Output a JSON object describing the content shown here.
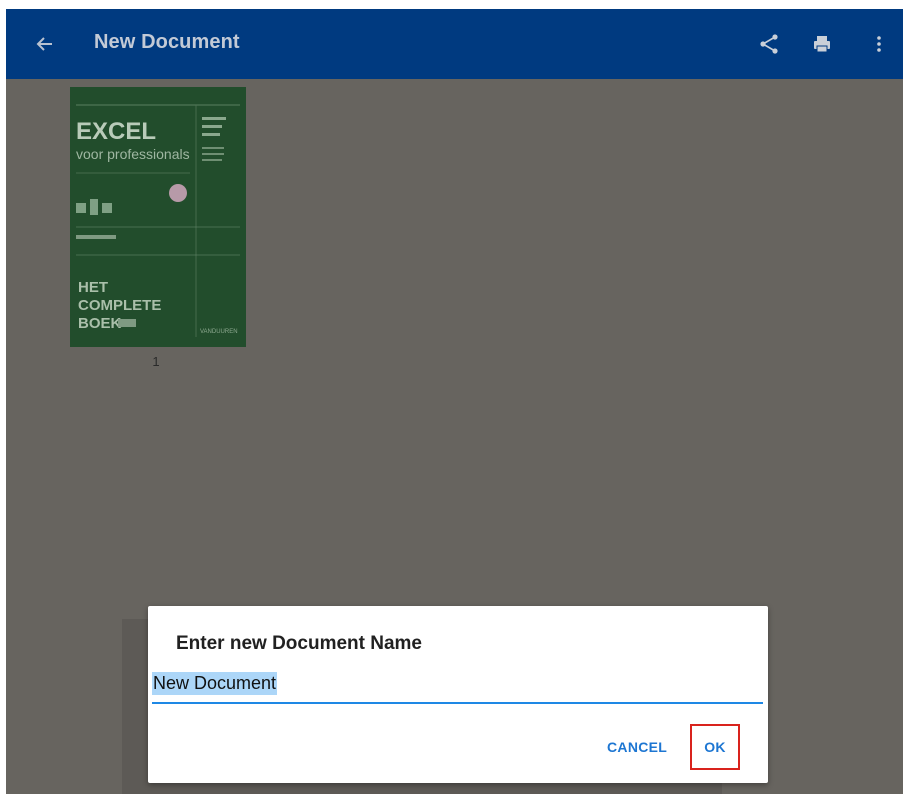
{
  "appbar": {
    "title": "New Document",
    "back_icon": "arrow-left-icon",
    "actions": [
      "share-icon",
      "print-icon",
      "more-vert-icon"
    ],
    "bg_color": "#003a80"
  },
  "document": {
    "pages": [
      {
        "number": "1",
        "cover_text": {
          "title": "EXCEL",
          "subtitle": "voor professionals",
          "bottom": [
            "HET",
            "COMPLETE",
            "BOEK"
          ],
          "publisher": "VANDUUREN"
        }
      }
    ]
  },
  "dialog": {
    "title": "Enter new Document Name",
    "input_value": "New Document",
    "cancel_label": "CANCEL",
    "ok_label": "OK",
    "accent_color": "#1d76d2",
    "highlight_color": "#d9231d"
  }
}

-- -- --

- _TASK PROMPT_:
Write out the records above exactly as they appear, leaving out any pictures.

- _FINISHED TASK_:
Output a JSON object describing the content shown here.
{
  "appbar": {
    "title": "New Document",
    "back_icon": "arrow-left-icon",
    "actions": [
      "share-icon",
      "print-icon",
      "more-vert-icon"
    ],
    "bg_color": "#003a80"
  },
  "document": {
    "pages": [
      {
        "number": "1",
        "cover_text": {
          "title": "EXCEL",
          "subtitle": "voor professionals",
          "bottom": [
            "HET",
            "COMPLETE",
            "BOEK"
          ],
          "publisher": "VANDUUREN"
        }
      }
    ]
  },
  "dialog": {
    "title": "Enter new Document Name",
    "input_value": "New Document",
    "cancel_label": "CANCEL",
    "ok_label": "OK",
    "accent_color": "#1d76d2",
    "highlight_color": "#d9231d"
  }
}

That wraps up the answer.